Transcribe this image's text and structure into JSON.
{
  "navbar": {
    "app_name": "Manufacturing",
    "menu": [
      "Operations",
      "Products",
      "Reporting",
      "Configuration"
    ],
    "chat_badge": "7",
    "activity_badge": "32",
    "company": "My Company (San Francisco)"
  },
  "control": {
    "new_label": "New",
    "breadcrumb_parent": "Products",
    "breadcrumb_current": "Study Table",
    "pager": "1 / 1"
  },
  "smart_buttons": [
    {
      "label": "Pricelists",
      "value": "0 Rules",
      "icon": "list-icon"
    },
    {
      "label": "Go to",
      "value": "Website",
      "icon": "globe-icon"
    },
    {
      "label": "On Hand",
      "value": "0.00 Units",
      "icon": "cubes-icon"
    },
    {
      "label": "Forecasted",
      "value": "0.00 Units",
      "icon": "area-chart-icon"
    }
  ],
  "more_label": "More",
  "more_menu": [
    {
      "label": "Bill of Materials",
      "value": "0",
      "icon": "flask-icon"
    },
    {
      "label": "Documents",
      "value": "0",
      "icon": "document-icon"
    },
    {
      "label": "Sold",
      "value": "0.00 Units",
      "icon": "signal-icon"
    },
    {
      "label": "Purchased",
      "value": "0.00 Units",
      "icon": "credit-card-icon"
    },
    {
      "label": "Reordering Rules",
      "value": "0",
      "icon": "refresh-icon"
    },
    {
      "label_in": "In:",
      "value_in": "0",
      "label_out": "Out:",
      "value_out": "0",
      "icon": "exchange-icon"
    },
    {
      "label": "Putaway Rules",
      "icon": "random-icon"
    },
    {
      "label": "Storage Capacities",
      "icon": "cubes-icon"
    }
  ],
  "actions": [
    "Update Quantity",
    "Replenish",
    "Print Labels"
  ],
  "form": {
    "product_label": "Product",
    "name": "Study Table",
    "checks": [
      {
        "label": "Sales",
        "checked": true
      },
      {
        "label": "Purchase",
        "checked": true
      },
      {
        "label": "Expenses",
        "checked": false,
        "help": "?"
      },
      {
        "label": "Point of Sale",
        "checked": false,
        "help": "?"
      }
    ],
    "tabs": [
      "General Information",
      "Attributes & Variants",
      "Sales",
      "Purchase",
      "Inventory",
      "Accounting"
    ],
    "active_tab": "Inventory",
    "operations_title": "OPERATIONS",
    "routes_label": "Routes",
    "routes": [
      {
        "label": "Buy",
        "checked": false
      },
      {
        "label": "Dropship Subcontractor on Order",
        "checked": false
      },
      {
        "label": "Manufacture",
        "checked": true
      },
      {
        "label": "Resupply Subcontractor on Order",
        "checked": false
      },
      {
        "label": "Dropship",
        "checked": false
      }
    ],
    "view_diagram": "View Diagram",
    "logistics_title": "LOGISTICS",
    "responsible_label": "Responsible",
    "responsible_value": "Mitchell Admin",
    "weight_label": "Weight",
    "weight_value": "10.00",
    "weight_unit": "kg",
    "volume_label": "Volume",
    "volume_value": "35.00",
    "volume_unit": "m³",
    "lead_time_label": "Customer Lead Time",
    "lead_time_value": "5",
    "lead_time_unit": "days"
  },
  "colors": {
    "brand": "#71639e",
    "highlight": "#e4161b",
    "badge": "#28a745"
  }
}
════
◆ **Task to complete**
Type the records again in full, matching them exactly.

◆ **Task response**
Transcribe this image's text and structure into JSON.
{
  "navbar": {
    "app_name": "Manufacturing",
    "menu": [
      "Operations",
      "Products",
      "Reporting",
      "Configuration"
    ],
    "chat_badge": "7",
    "activity_badge": "32",
    "company": "My Company (San Francisco)"
  },
  "control": {
    "new_label": "New",
    "breadcrumb_parent": "Products",
    "breadcrumb_current": "Study Table",
    "pager": "1 / 1"
  },
  "smart_buttons": [
    {
      "label": "Pricelists",
      "value": "0 Rules",
      "icon": "list-icon"
    },
    {
      "label": "Go to",
      "value": "Website",
      "icon": "globe-icon"
    },
    {
      "label": "On Hand",
      "value": "0.00 Units",
      "icon": "cubes-icon"
    },
    {
      "label": "Forecasted",
      "value": "0.00 Units",
      "icon": "area-chart-icon"
    }
  ],
  "more_label": "More",
  "more_menu": [
    {
      "label": "Bill of Materials",
      "value": "0",
      "icon": "flask-icon"
    },
    {
      "label": "Documents",
      "value": "0",
      "icon": "document-icon"
    },
    {
      "label": "Sold",
      "value": "0.00 Units",
      "icon": "signal-icon"
    },
    {
      "label": "Purchased",
      "value": "0.00 Units",
      "icon": "credit-card-icon"
    },
    {
      "label": "Reordering Rules",
      "value": "0",
      "icon": "refresh-icon"
    },
    {
      "label_in": "In:",
      "value_in": "0",
      "label_out": "Out:",
      "value_out": "0",
      "icon": "exchange-icon"
    },
    {
      "label": "Putaway Rules",
      "icon": "random-icon"
    },
    {
      "label": "Storage Capacities",
      "icon": "cubes-icon"
    }
  ],
  "actions": [
    "Update Quantity",
    "Replenish",
    "Print Labels"
  ],
  "form": {
    "product_label": "Product",
    "name": "Study Table",
    "checks": [
      {
        "label": "Sales",
        "checked": true
      },
      {
        "label": "Purchase",
        "checked": true
      },
      {
        "label": "Expenses",
        "checked": false,
        "help": "?"
      },
      {
        "label": "Point of Sale",
        "checked": false,
        "help": "?"
      }
    ],
    "tabs": [
      "General Information",
      "Attributes & Variants",
      "Sales",
      "Purchase",
      "Inventory",
      "Accounting"
    ],
    "active_tab": "Inventory",
    "operations_title": "OPERATIONS",
    "routes_label": "Routes",
    "routes": [
      {
        "label": "Buy",
        "checked": false
      },
      {
        "label": "Dropship Subcontractor on Order",
        "checked": false
      },
      {
        "label": "Manufacture",
        "checked": true
      },
      {
        "label": "Resupply Subcontractor on Order",
        "checked": false
      },
      {
        "label": "Dropship",
        "checked": false
      }
    ],
    "view_diagram": "View Diagram",
    "logistics_title": "LOGISTICS",
    "responsible_label": "Responsible",
    "responsible_value": "Mitchell Admin",
    "weight_label": "Weight",
    "weight_value": "10.00",
    "weight_unit": "kg",
    "volume_label": "Volume",
    "volume_value": "35.00",
    "volume_unit": "m³",
    "lead_time_label": "Customer Lead Time",
    "lead_time_value": "5",
    "lead_time_unit": "days"
  },
  "colors": {
    "brand": "#71639e",
    "highlight": "#e4161b",
    "badge": "#28a745"
  }
}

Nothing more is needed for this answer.